"You cannot further the brotherhood of man by inciting class hatred." Abraham Lincoln

"You cannot help men permanently by doing for them what they could and should do for themselves." Abraham Lincoln

Found here.

A fighter for children

There is a battle going on in New York. It's between newly elected progressive Mayor deBlasio and Eve Moscowitz. Eva who, you ask? She is the CEO of New York's charter school system, which serves 6,700 students who are predominantly from poor and minority families. Recent test scores showed her students performing in the top 1% in math and top 7% in English.

Matthew Kaminski writes,
Charters hire teachers who don't have to join and pay union dues, and who work outside the traditional system.

The schools are also mushrooming nationwide. Nearly half the public schools in Washington, D.C., and virtually all in New Orleans are charters. One reason the friction in New York is especially bad comes from the city's practice during the Bloomberg years of having charters share space with regular schools. The charters then often proceeded, embarrassingly, to outperform the other schools.

Already deBlasio has cut all funding for charter-school construction after 2015. He announced a "moratorium" on putting new charters inside existing schools. He is considering ways to roll back 25 co-locations already approved for the next school year, including 10 Success Academies.
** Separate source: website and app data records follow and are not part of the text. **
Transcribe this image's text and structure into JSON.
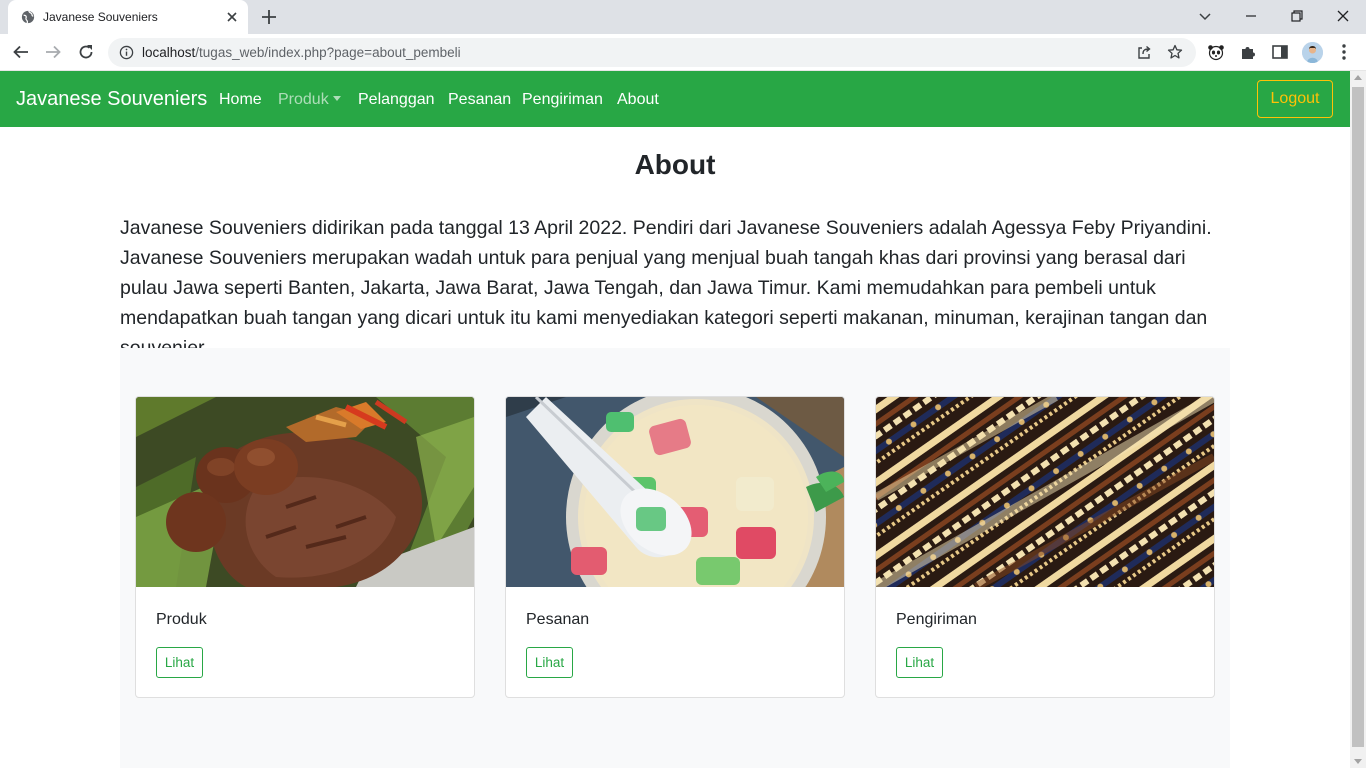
{
  "browser": {
    "tab_title": "Javanese Souveniers",
    "url_host": "localhost",
    "url_path": "/tugas_web/index.php?page=about_pembeli"
  },
  "colors": {
    "navbar": "#28a745",
    "logout_border": "#ffc107",
    "button_outline": "#28a745"
  },
  "navbar": {
    "brand": "Javanese Souveniers",
    "links": [
      "Home",
      "Produk",
      "Pelanggan",
      "Pesanan",
      "Pengiriman",
      "About"
    ],
    "logout": "Logout"
  },
  "page": {
    "title": "About",
    "description": "Javanese Souveniers didirikan pada tanggal 13 April 2022. Pendiri dari Javanese Souveniers adalah Agessya Feby Priyandini. Javanese Souveniers merupakan wadah untuk para penjual yang menjual buah tangah khas dari provinsi yang berasal dari pulau Jawa seperti Banten, Jakarta, Jawa Barat, Jawa Tengah, dan Jawa Timur. Kami memudahkan para pembeli untuk mendapatkan buah tangan yang dicari untuk itu kami menyediakan kategori seperti makanan, minuman, kerajinan tangan dan souvenier."
  },
  "cards": [
    {
      "title": "Produk",
      "button": "Lihat",
      "image": "gudeg-food-photo"
    },
    {
      "title": "Pesanan",
      "button": "Lihat",
      "image": "es-dawet-drink-photo"
    },
    {
      "title": "Pengiriman",
      "button": "Lihat",
      "image": "batik-fabric-photo"
    }
  ]
}
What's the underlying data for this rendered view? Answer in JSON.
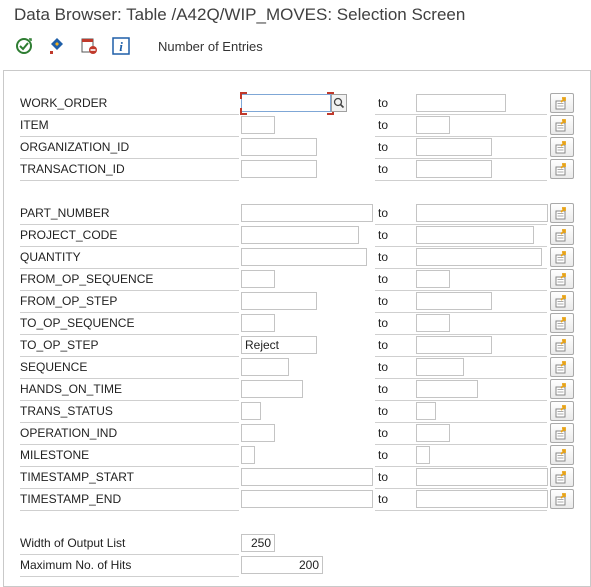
{
  "window": {
    "title": "Data Browser: Table /A42Q/WIP_MOVES: Selection Screen"
  },
  "toolbar": {
    "icons": [
      "execute-icon",
      "selection-options-icon",
      "delete-selection-icon",
      "info-icon"
    ],
    "number_of_entries_label": "Number of Entries"
  },
  "to_label": "to",
  "rows": [
    {
      "label": "WORK_ORDER",
      "from_value": "",
      "to_value": ""
    },
    {
      "label": "ITEM",
      "from_value": "",
      "to_value": ""
    },
    {
      "label": "ORGANIZATION_ID",
      "from_value": "",
      "to_value": ""
    },
    {
      "label": "TRANSACTION_ID",
      "from_value": "",
      "to_value": ""
    },
    {
      "label": "PART_NUMBER",
      "from_value": "",
      "to_value": ""
    },
    {
      "label": "PROJECT_CODE",
      "from_value": "",
      "to_value": ""
    },
    {
      "label": "QUANTITY",
      "from_value": "",
      "to_value": ""
    },
    {
      "label": "FROM_OP_SEQUENCE",
      "from_value": "",
      "to_value": ""
    },
    {
      "label": "FROM_OP_STEP",
      "from_value": "",
      "to_value": ""
    },
    {
      "label": "TO_OP_SEQUENCE",
      "from_value": "",
      "to_value": ""
    },
    {
      "label": "TO_OP_STEP",
      "from_value": "Reject",
      "to_value": ""
    },
    {
      "label": "SEQUENCE",
      "from_value": "",
      "to_value": ""
    },
    {
      "label": "HANDS_ON_TIME",
      "from_value": "",
      "to_value": ""
    },
    {
      "label": "TRANS_STATUS",
      "from_value": "",
      "to_value": ""
    },
    {
      "label": "OPERATION_IND",
      "from_value": "",
      "to_value": ""
    },
    {
      "label": "MILESTONE",
      "from_value": "",
      "to_value": ""
    },
    {
      "label": "TIMESTAMP_START",
      "from_value": "",
      "to_value": ""
    },
    {
      "label": "TIMESTAMP_END",
      "from_value": "",
      "to_value": ""
    }
  ],
  "settings": {
    "width_label": "Width of Output List",
    "width_value": "250",
    "max_hits_label": "Maximum No. of Hits",
    "max_hits_value": "200"
  },
  "colors": {
    "focus": "#c0392b",
    "select_arrow": "#e8a317",
    "info_blue": "#1f5fa8"
  }
}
While Mayor de Blasio can't stop the creation of charters, he controls access to the most treasured asset in New York City, real estate.

Ms. Moskowitz won't concede that charters must pay rent one way or another. Her schools, run by an independent nonprofit, don't charge tuition to students, who are enrolled through a lottery. The state gives charter operators $13,527 per student, less than what it costs to educate a regular public school student.

She says the charters take underutilized space in a school system with 200,000 empty seats.

Peace talks in Syria break off

The Syria peace talks have broken off, and the Saudis are giving the Syrian rebels antiaircraft weapons that can shoot down jets. I thought Obama had gotten Syria to remove all its chemical weapons when he warned Asaad not to cross the red line!

VW workers turn down UAW

Workers at the Chattanooga, Tennessee Volkswagon plant rejected the United Auto Workers Union yesterday by a vote of 712 to 626. Neal E. Boudette writes in the WSJ,
Under an agreement the UAW has with Volkswagen, it now must cease all organizing efforts aimed at the Chattanooga plant for at least a year. The UAW once represented 1.5 million workers, but now has about 400,000, and diminished influence, as a result of years of downsizing, layoffs and cutbacks by the three Detroit auto makers General Motors Co., Ford Motor Co. F +1.06% and Chrysler Group.

The election was also extraordinary because Volkswagen choose to cooperate closely with the UAW. Volkswagen allowed UAW organizers to campaign inside the factory—a step rarely seen in this or other industries.

The vote was held amid public campaigning against the union by Republican politicians, including Gov. Bill Haslam, and conservative activist groups. Conservative political groups, including one backed by antitax activist Grover Norquist, put up anti-union billboards around Chattanooga. A small but determined group of workers who oppose the UAW also worked to tilt their colleagues against the union, an effort that ultimately proved successful.

"I'm thrilled for the employees and thrilled for the community," Tennessee Republican Sen. Bob Corker said in a telephone interview, adding that he's "sincerely overwhelmed" by the result.

In addition to letting union representatives into the plant, Volkswagen kept members of management from expressing any views on the vote, and agreed to coordinate its public statements with the union during the election campaign.

"If the union comes in, we'll have a divided work force," said Cheryl Hawkins, 44, an assembly line worker with three sons. "It will ruin what we have."

Other UAW opponents said they dislike the union's support of politicians who back causes like abortion rights and gun control that rub against the conservative bent of Southern states like Tennessee. Still others objected to paying dues to a union from Detroit that is aligned with Volkswagen competitors like GM and Ford.